Brady threw for 323 yards and three scores, but could have had much more as he missed several open targets during the course of the game. None the less, the Jets had little answer for the Patriots’ passing attack. Welker caught 7 balls and was the primary target on the night, as Lloyd caught 3 passes and Vereen, Edelman, and Hernandez each grabbed two while Brady spread the ball to seven different receivers. Brady’s long connection to Edelman and Vereen’s big run after the catch on the way to his 83 yard touchdown helped pad Brady’s numbers for the night. The make-shift line did a great job protecting Brady, as the Jets rarely pressured Brady and did not register a sack on the night.

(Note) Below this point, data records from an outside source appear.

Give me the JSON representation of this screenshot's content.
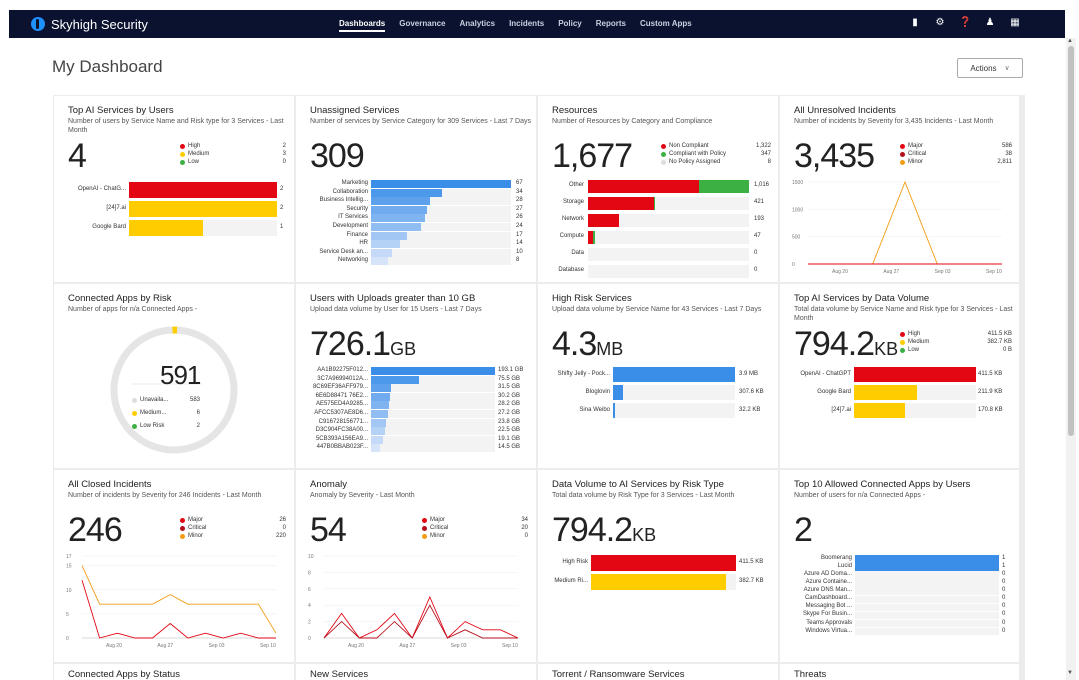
{
  "brand": "Skyhigh Security",
  "nav": [
    "Dashboards",
    "Governance",
    "Analytics",
    "Incidents",
    "Policy",
    "Reports",
    "Custom Apps"
  ],
  "page": {
    "title": "My Dashboard",
    "actions": "Actions"
  },
  "colors": {
    "high": "#e30613",
    "medium": "#ffcc00",
    "low": "#3cb043",
    "blue": "#3b8ee8",
    "orange": "#f29c11",
    "darkred": "#b50f1b",
    "nopolicy": "#dddddd"
  },
  "icons": [
    "shield-icon",
    "gear-icon",
    "help-icon",
    "user-icon",
    "apps-grid-icon"
  ],
  "cards": {
    "c1": {
      "title": "Top AI Services by Users",
      "sub": "Number of users by Service Name and Risk type for 3 Services - Last Month",
      "big": "4",
      "legend": [
        {
          "name": "High",
          "value": "2",
          "c": "#e30613"
        },
        {
          "name": "Medium",
          "value": "3",
          "c": "#ffcc00"
        },
        {
          "name": "Low",
          "value": "0",
          "c": "#3cb043"
        }
      ],
      "bars": [
        {
          "label": "OpenAI - ChatG...",
          "value": "2",
          "v": 2,
          "c": "#e30613"
        },
        {
          "label": "[24]7.ai",
          "value": "2",
          "v": 2,
          "c": "#ffcc00"
        },
        {
          "label": "Google Bard",
          "value": "1",
          "v": 1,
          "c": "#ffcc00"
        }
      ],
      "max": 2
    },
    "c2": {
      "title": "Unassigned Services",
      "sub": "Number of services by Service Category for 309 Services - Last 7 Days",
      "big": "309",
      "bars": [
        {
          "label": "Marketing",
          "value": "67",
          "v": 67
        },
        {
          "label": "Collaboration",
          "value": "34",
          "v": 34
        },
        {
          "label": "Business Intellig...",
          "value": "28",
          "v": 28
        },
        {
          "label": "Security",
          "value": "27",
          "v": 27
        },
        {
          "label": "IT Services",
          "value": "26",
          "v": 26
        },
        {
          "label": "Development",
          "value": "24",
          "v": 24
        },
        {
          "label": "Finance",
          "value": "17",
          "v": 17
        },
        {
          "label": "HR",
          "value": "14",
          "v": 14
        },
        {
          "label": "Service Desk an...",
          "value": "10",
          "v": 10
        },
        {
          "label": "Networking",
          "value": "8",
          "v": 8
        }
      ],
      "max": 67
    },
    "c3": {
      "title": "Resources",
      "sub": "Number of Resources by Category and Compliance",
      "big": "1,677",
      "legend": [
        {
          "name": "Non Compliant",
          "value": "1,322",
          "c": "#e30613"
        },
        {
          "name": "Compliant with Policy",
          "value": "347",
          "c": "#3cb043"
        },
        {
          "name": "No Policy Assigned",
          "value": "8",
          "c": "#dddddd"
        }
      ],
      "bars": [
        {
          "label": "Other",
          "value": "1,016",
          "nc": 701,
          "cp": 315
        },
        {
          "label": "Storage",
          "value": "421",
          "nc": 415,
          "cp": 6
        },
        {
          "label": "Network",
          "value": "193",
          "nc": 193,
          "cp": 0
        },
        {
          "label": "Compute",
          "value": "47",
          "nc": 30,
          "cp": 17
        },
        {
          "label": "Data",
          "value": "0",
          "nc": 0,
          "cp": 0
        },
        {
          "label": "Database",
          "value": "0",
          "nc": 0,
          "cp": 0
        }
      ],
      "max": 1016
    },
    "c4": {
      "title": "All Unresolved Incidents",
      "sub": "Number of incidents by Severity for 3,435 Incidents - Last Month",
      "big": "3,435",
      "legend": [
        {
          "name": "Major",
          "value": "586",
          "c": "#e30613"
        },
        {
          "name": "Critical",
          "value": "38",
          "c": "#b50f1b"
        },
        {
          "name": "Minor",
          "value": "2,811",
          "c": "#f29c11"
        }
      ],
      "yticks": [
        "1500",
        "1000",
        "500",
        "0"
      ],
      "xticks": [
        "Aug 20",
        "Aug 27",
        "Sep 03",
        "Sep 10"
      ]
    },
    "c5": {
      "title": "Connected Apps by Risk",
      "sub": "Number of apps for n/a Connected Apps -",
      "big": "591",
      "legend": [
        {
          "name": "Unavaila...",
          "value": "583",
          "c": "#dddddd"
        },
        {
          "name": "Medium...",
          "value": "6",
          "c": "#ffcc00"
        },
        {
          "name": "Low Risk",
          "value": "2",
          "c": "#3cb043"
        }
      ]
    },
    "c6": {
      "title": "Users with Uploads greater than 10 GB",
      "sub": "Upload data volume by User for 15 Users - Last 7 Days",
      "big": "726.1",
      "unit": "GB",
      "bars": [
        {
          "label": "AA1B92275F012...",
          "value": "193.1 GB",
          "v": 193.1
        },
        {
          "label": "3C7A96994012A...",
          "value": "75.5 GB",
          "v": 75.5
        },
        {
          "label": "8C69EF36AFF979...",
          "value": "31.5 GB",
          "v": 31.5
        },
        {
          "label": "6E6D88471 76E2...",
          "value": "30.2 GB",
          "v": 30.2
        },
        {
          "label": "AE575ED4A9285...",
          "value": "28.2 GB",
          "v": 28.2
        },
        {
          "label": "AFCC5307AE8D6...",
          "value": "27.2 GB",
          "v": 27.2
        },
        {
          "label": "C916728156771...",
          "value": "23.8 GB",
          "v": 23.8
        },
        {
          "label": "D3C904FC38A00...",
          "value": "22.5 GB",
          "v": 22.5
        },
        {
          "label": "5CB393A156EA9...",
          "value": "19.1 GB",
          "v": 19.1
        },
        {
          "label": "447B0BBAB023F...",
          "value": "14.5 GB",
          "v": 14.5
        }
      ],
      "max": 193.1
    },
    "c7": {
      "title": "High Risk Services",
      "sub": "Upload data volume by Service Name for 43 Services - Last 7 Days",
      "big": "4.3",
      "unit": "MB",
      "bars": [
        {
          "label": "Shifty Jelly - Pock...",
          "value": "3.9 MB",
          "v": 3900
        },
        {
          "label": "Bloglovin",
          "value": "307.6 KB",
          "v": 307.6
        },
        {
          "label": "Sina Weibo",
          "value": "32.2 KB",
          "v": 32.2
        }
      ],
      "max": 3900
    },
    "c8": {
      "title": "Top AI Services by Data Volume",
      "sub": "Total data volume by Service Name and Risk type for 3 Services - Last Month",
      "big": "794.2",
      "unit": "KB",
      "legend": [
        {
          "name": "High",
          "value": "411.5 KB",
          "c": "#e30613"
        },
        {
          "name": "Medium",
          "value": "382.7 KB",
          "c": "#ffcc00"
        },
        {
          "name": "Low",
          "value": "0 B",
          "c": "#3cb043"
        }
      ],
      "bars": [
        {
          "label": "OpenAI - ChatGPT",
          "value": "411.5 KB",
          "v": 411.5,
          "c": "#e30613"
        },
        {
          "label": "Google Bard",
          "value": "211.9 KB",
          "v": 211.9,
          "c": "#ffcc00"
        },
        {
          "label": "[24]7.ai",
          "value": "170.8 KB",
          "v": 170.8,
          "c": "#ffcc00"
        }
      ],
      "max": 411.5
    },
    "c9": {
      "title": "All Closed Incidents",
      "sub": "Number of incidents by Severity for 246 Incidents - Last Month",
      "big": "246",
      "legend": [
        {
          "name": "Major",
          "value": "26",
          "c": "#e30613"
        },
        {
          "name": "Critical",
          "value": "0",
          "c": "#b50f1b"
        },
        {
          "name": "Minor",
          "value": "220",
          "c": "#f29c11"
        }
      ],
      "yticks": [
        "17",
        "15",
        "10",
        "5",
        "0"
      ],
      "xticks": [
        "Aug 20",
        "Aug 27",
        "Sep 03",
        "Sep 10"
      ]
    },
    "c10": {
      "title": "Anomaly",
      "sub": "Anomaly by Severity - Last Month",
      "big": "54",
      "legend": [
        {
          "name": "Major",
          "value": "34",
          "c": "#e30613"
        },
        {
          "name": "Critical",
          "value": "20",
          "c": "#b50f1b"
        },
        {
          "name": "Minor",
          "value": "0",
          "c": "#f29c11"
        }
      ],
      "yticks": [
        "10",
        "8",
        "6",
        "4",
        "2",
        "0"
      ],
      "xticks": [
        "Aug 20",
        "Aug 27",
        "Sep 03",
        "Sep 10"
      ]
    },
    "c11": {
      "title": "Data Volume to AI Services by Risk Type",
      "sub": "Total data volume by Risk Type for 3 Services - Last Month",
      "big": "794.2",
      "unit": "KB",
      "bars": [
        {
          "label": "High Risk",
          "value": "411.5 KB",
          "v": 411.5,
          "c": "#e30613"
        },
        {
          "label": "Medium Ri...",
          "value": "382.7 KB",
          "v": 382.7,
          "c": "#ffcc00"
        }
      ],
      "max": 411.5
    },
    "c12": {
      "title": "Top 10 Allowed Connected Apps by Users",
      "sub": "Number of users for n/a Connected Apps -",
      "big": "2",
      "bars": [
        {
          "label": "Boomerang",
          "value": "1",
          "v": 1
        },
        {
          "label": "Lucid",
          "value": "1",
          "v": 1
        },
        {
          "label": "Azure AD Doma...",
          "value": "0",
          "v": 0
        },
        {
          "label": "Azure Containe...",
          "value": "0",
          "v": 0
        },
        {
          "label": "Azure DNS Man...",
          "value": "0",
          "v": 0
        },
        {
          "label": "CamDashboard...",
          "value": "0",
          "v": 0
        },
        {
          "label": "Messaging Bot ...",
          "value": "0",
          "v": 0
        },
        {
          "label": "Skype For Busin...",
          "value": "0",
          "v": 0
        },
        {
          "label": "Teams Approvals",
          "value": "0",
          "v": 0
        },
        {
          "label": "Windows Virtua...",
          "value": "0",
          "v": 0
        }
      ],
      "max": 1
    },
    "c13": {
      "title": "Connected Apps by Status"
    },
    "c14": {
      "title": "New Services"
    },
    "c15": {
      "title": "Torrent / Ransomware Services"
    },
    "c16": {
      "title": "Threats"
    }
  },
  "chart_data": [
    {
      "type": "line",
      "title": "All Unresolved Incidents",
      "x": [
        "Aug 20",
        "Aug 27",
        "Sep 03",
        "Sep 10"
      ],
      "ylim": [
        0,
        1500
      ],
      "series": [
        {
          "name": "Minor",
          "values": [
            0,
            0,
            0,
            1500,
            0,
            0,
            0
          ]
        },
        {
          "name": "Major",
          "values": [
            0,
            0,
            0,
            0,
            0,
            0,
            0
          ]
        }
      ]
    },
    {
      "type": "line",
      "title": "All Closed Incidents",
      "ylim": [
        0,
        17
      ],
      "series": [
        {
          "name": "Minor",
          "values": [
            15,
            7,
            7,
            7,
            7,
            9,
            7,
            7,
            7,
            7,
            7,
            1
          ]
        },
        {
          "name": "Major",
          "values": [
            12,
            0,
            1,
            0,
            0,
            3,
            0,
            1,
            0,
            1,
            0,
            0
          ]
        }
      ]
    },
    {
      "type": "line",
      "title": "Anomaly",
      "ylim": [
        0,
        10
      ],
      "series": [
        {
          "name": "Major",
          "values": [
            0,
            3,
            0,
            1,
            3,
            0,
            5,
            0,
            2,
            1,
            1,
            0
          ]
        },
        {
          "name": "Critical",
          "values": [
            0,
            2,
            0,
            0,
            2,
            0,
            4,
            0,
            1,
            0,
            0,
            0
          ]
        }
      ]
    }
  ]
}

Advantage: Patriots
When the Jets ran
The Jets found running room in the middle early, but then Vince Wilfork and Brandon Spikes seemed to will themselves to shut down running lanes and intimidate the running backs. Greene was able to gain an impressive 71 yards on the night as the Jets ran for 119 yards. Although productive early, the Patriots’ huge lead took the Jets out of their running game, although they were able to use it for some success in the second half. But the inability to convert on fourth and one on two occasions killed any hope the Jets might have had. We’ll call this one a push. Advantage: Even
When the Jets passed
Sanchez was able to throw for 301 yards, but much of this was in “garbage time” as the game was already out of reach and the Patriots were simply limiting damage. Kerley caught seven passes on the night, while Keller added five and Jeff Cumberland caught four. The Patriots gave up yards but the secondary also broke up several passes, and Dennard forced a fumble after he had been beaten on one play. Steve Gregory’s interception was a beautiful job of baiting Sanchez into throwing an ill-advised ball. Kyle Arrington had a better performance last night than in the previous outing against the Colts. Slight edge here to the Jets. Advantage: Jets
The Patriots created a touchdown on special teams by forcing a Joe McKnight fumble on a kickoff return. This negated an otherwise decent performance by the Jets’ return unit. Malone was the better of the punters this night and Ghost missed a field goal, but McKnight’s gaffe tips the balance towards the Patriots. Advantage Patriots
The Jets needed to win the turnover battle to have a fighting chance. Instead, the turnover difference was +4 in favor of the Patriots as they affected big plays on defense and, with the exception of the Edelman fumble, protected the ball on offense. The Patriots did commit eight penalties to the Jets five, but this game was decided by turnovers. Belichick and his staff did the superior coaching job this night as well, as Rex Ryan must now be scrutinized for his refusal to make personnel changes despite some awful offensive performances. Advantage: Patriots
Key Moment: Vince Wilfork creating a Mark Sanchez fumble that was scooped up and returned for a touchdown by Steve Gregory. Sanchez never really looked confident after that play, it put the Patriots up by three scores and utterly demoralized the home crowd.
Game Ball: Steve Gregory for his interception, a forced fumble, and a fumble recovery that he returned for a touchdown.
Notes: As noted by Patriots Life, Last night marked Bill Belichick’s 200th NFL coaching win, and marked the first time ion NFL history that a team has scored 100 or more (108) points in a five day span. Finally, the Patriots scored 35 points in the second quarter despite only possessing the ball for 2 minutes and 14 seconds. That is an amazing accomplishment.